The tone of the book is never as heavy as these themes would suggest though. 
Such is Levy’s skill that all of this is accomplished in a book that, despite leaving you crying and questioning everything, is entertaining and often funny. 
In the end, The Long Song doesn’t just live up to Small Island, I would go as far as to say it is even more impressive.

Reader Reviews

Bristol is a city with more than a little in common with Sheffield: the music is cool; people smile at each other in the street; it often feels more like a collection of villages than a big city.

And both cities are home to superb literary festivals that attract people from far and wide.

Bristol’s contribution to the book festival calendar is CrimeFest, which starts in just a week on 17 May.

Imagine Off The Shelf, but with a lot more gruesome death.

2018 sees the tenth anniversary of CrimeFest, and there is an impressive star-studded line up on the programme to celebrate this milestone. Martina Cole, Lee Child, Jeffery Deaver, Peter James, Yrsa Sigurðardóttir and Gunnar Staalesen are just some of the writers heading to the home of the Clifton Suspension Bridge, Banksy and Massive Attack.

This is a convention that prides itself on its inclusivity and friendly, informal atmosphere: people who like to read an occasional crime novel are welcome, as well as die-hard crime fiction fanatics.

This will be my first visit to CrimeFest, and I am steeling myself for four days of bloodthirsty fun.

With over forty panels with more than a hundred participating authors on all sorts of brilliantly niche subjects from crime during war time, to detecting duos, to murder in families, to an Ian Fleming vs John le Carré debate, this should be the perfect place to meet like-minded murder aficionados and fully indulge our dark sides.

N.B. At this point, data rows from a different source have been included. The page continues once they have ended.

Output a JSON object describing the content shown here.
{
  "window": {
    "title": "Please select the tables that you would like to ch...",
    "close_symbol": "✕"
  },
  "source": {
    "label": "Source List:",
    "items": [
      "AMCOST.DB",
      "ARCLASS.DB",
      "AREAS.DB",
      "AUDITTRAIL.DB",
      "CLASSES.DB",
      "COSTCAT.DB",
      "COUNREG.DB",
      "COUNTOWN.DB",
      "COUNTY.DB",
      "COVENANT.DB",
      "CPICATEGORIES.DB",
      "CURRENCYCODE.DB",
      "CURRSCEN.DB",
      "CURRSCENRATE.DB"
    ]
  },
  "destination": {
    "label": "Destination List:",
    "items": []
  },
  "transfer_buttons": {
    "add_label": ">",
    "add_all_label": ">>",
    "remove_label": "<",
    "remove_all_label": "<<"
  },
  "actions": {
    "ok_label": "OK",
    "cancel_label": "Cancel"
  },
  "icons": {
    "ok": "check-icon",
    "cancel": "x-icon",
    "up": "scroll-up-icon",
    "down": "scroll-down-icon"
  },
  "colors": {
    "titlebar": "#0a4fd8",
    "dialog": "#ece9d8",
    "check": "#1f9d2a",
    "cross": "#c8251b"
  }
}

The CrimeFest programme can be found at

Literary City: The Sheffield Connection

We all know how important it is to encourage our children to read for pleasure.

Proven to improve concentration, creativity and imagination, help with the development of language skills, boost self-esteem and encourage a love of learning and knowledge, the joy of a good book is one of the best gifts we can give young people.

And did you know that Sheffield Libraries have their very own annual book awards which aim to excite children and ignite in them a love of reading, books and libraries?

The Sheffield

Children’s Book Awards are unusual because the winners are chosen by the school children themselves, putting the power right in the hands of the people who matter most.

They have been running since 1988, and the very first winner was the now classic book Can’t You Sleep Little Bear by Martin Waddell.

Thirty years later, and the award has recognised the writing and illustration of hundreds of amazing children’s books for all ages.

Famous for being one of the first book awards to recognise a certain, relatively little-known children’s writer called JK Rowling for her first book Harry Potter And The Philosopher’s Stone in 1998, the awards have grown in popularity and are now recognised throughout the UK as an important indicator of quality in writing for children.

The process begins every year in January, when a group of Sheffield library staff and teachers come together. Fuelled by tea and biscuits, they look through a long list of the previous year’s book releases, selecting only the very best to make the shortlist. These books are then sent out to schools and libraries throughout Sheffield, where children read and vote for their favourite books.

There are seven categories of award, from baby books to young adult fiction, and the selection of the final award-winning books is completely in the hands of Sheffield children.

It is all topped off with a ceremony at the Crucible theatre in November, and at the special thirtieth anniversary celebration event this year all the previous winners will be invited to


If you’d like to find out more about which books are in the running for the 2018 awards, the Sheffield Libraries blog will feature each of the different categories over the coming weeks. Whether your taste runs to Bedtime with Ted, Milo’s Mix & Match, My Incredible Knitting Nana, My Brother’s Famous Bottom Makes a Splash, or The Island at the End of Everything, there is sure to be something for you and the young people in your life on this year’s impressive shortlist. For more information go to Sheffield Libraries